Photography Workflow

Here's my photography workflow. Your mileage may vary. I'll describe the steps in further detail in other posts.

Remember, images aren't going to organize themselves! It's a good feeling when you can easily find that picture of grandma in a onesie doing a handstand.

  1. Go somewhere. Leave the warm place where your computer is. Maybe go outside. It'll be okay. I promise.
  2. Using your camera, clear the memory card. Only do this when you're sure that the images have already been copied to your computer and backed up. I've written a detailed post on my backup workflow.
  3. Take photos. If the camera supports it, shoot raw. Learn to move away from automatic mode - see my image-taking workflow.
  4. Go back to where your computer is. Ah, the indoors. So warm. So safe. So filled with a computer.
  5. Remove the card from the camera. I know that you can attach your camera to the computer using a fancy cable, but that wastes your camera's battery. Only turn on your camera when you're going to use it to capture stunning images of subjects such as that decaying house plant in the corner.
  6. Import the images to Lightroom. Copy the files rather than move them; keep the originals on the memory card as a backup until you are absolutely certain that you have other backup copies, and preferably an offsite backup. I've written detailed posts on importing images to Lightroom and my backup workflow.
  7. Put the card back in the camera. This step might seem obvious but it's no fun when you forget. 100% of my sasquatch encounters have occurred when my camera's memory card was in my computer.
  8. Organize images in Lightroom. Delete photos that you will never need (Be careful! I once deleted blurry images of a rare bird that will likely never be seen again. My photos could have helped with the identification.) Create new folders to keep files organized. I've written a detailed post on the folders and files I use to keep my images organized.
  9. Edit images in Lightroom. Do whatever you do to make your images worthy of publishing. Maybe increase exposure in the shadows, decrease exposure in the highlights, or add an amount of saturation that will later seem as subtle as a sledgehammer.
  10. Add keywords to images in Lightroom. How else are you going to find those images of that weird lizard you took two years ago?
  11. Geotag images in Lightroom. How else are you going to find those photos you took at that awesome sewage lagoon in northern Ontario? I've written a detailed post on geotagging images in Lightroom.
  12. Flag the very best images. Flagging the best images makes it easier to find them later.
  13. Publish images to SmugMug from Lightroom. How else are your adoring fans going to see your work?
  14. Use Lightroom collections. For example, I have one collection for my all-time favourite bird images, another for my favourite mammal images, and another for my favourite scenery images.

Finding Images

Thanks to the above workflow and Lightroom's features, I have many ways to find images:

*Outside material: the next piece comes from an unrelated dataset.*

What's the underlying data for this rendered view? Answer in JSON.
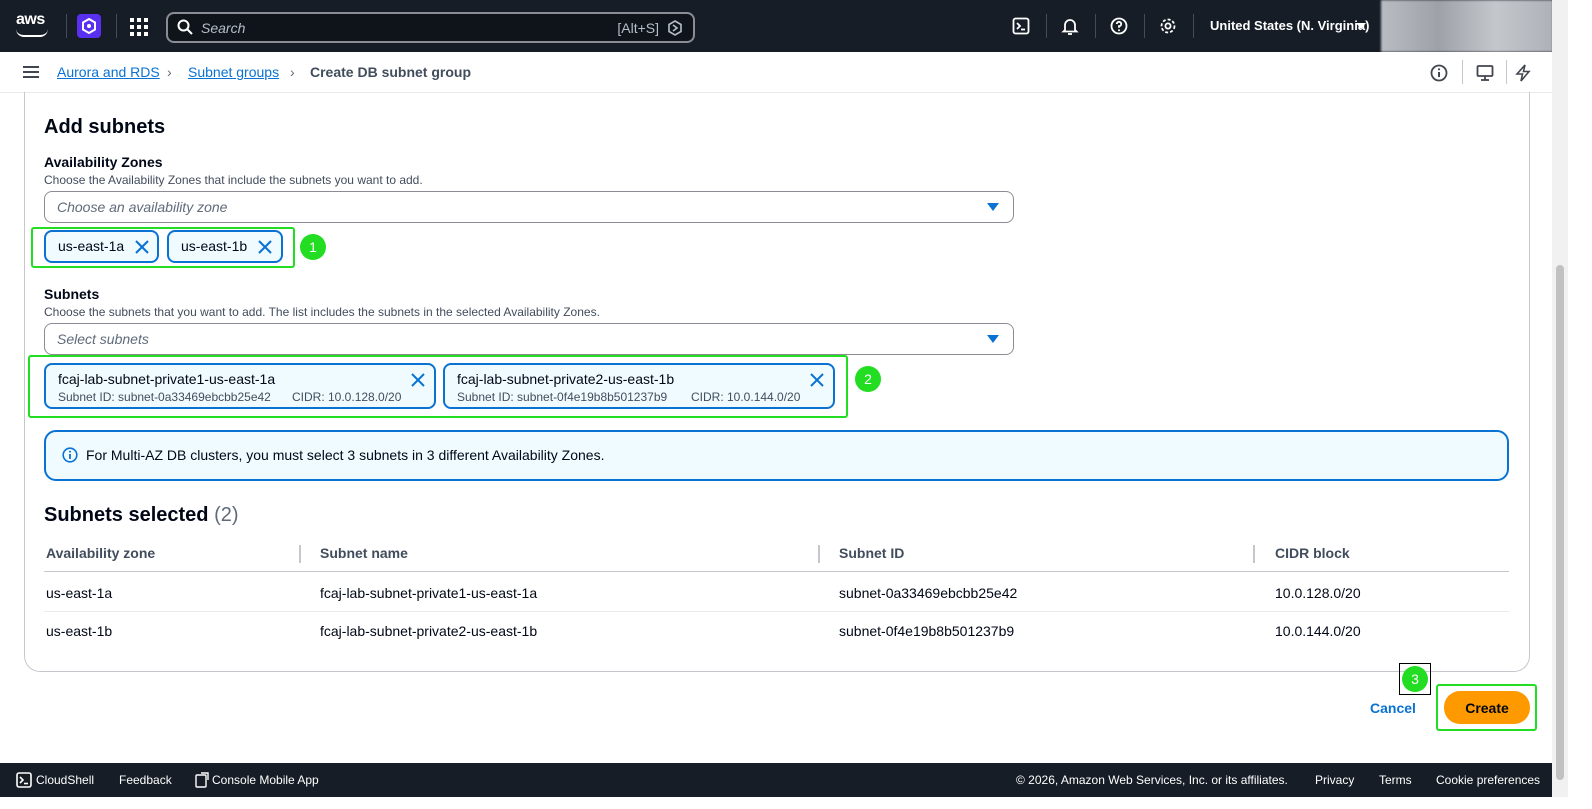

  • Browse folders by year and event
  • Filter to only show flagged photos
  • Search by keyword in Lightroom's Library module
  • Search by location in Lightroom's Map module
  • Browse my Lightroom collections
  • Use Lightroom's on-the-fly Quick Collection
  • Use a Lightroom smart collection. I have a temporary smart collection that I edit when I want to combine search critera. For example, suppose I want to find flagged bear images taken with a slow shutter speed. That's three criteria:
 Using a Lightroom Smart Collection to find flagged bear images taken with a slow shutter speed

Using a Lightroom Smart Collection to find flagged bear images taken with a slow shutter speed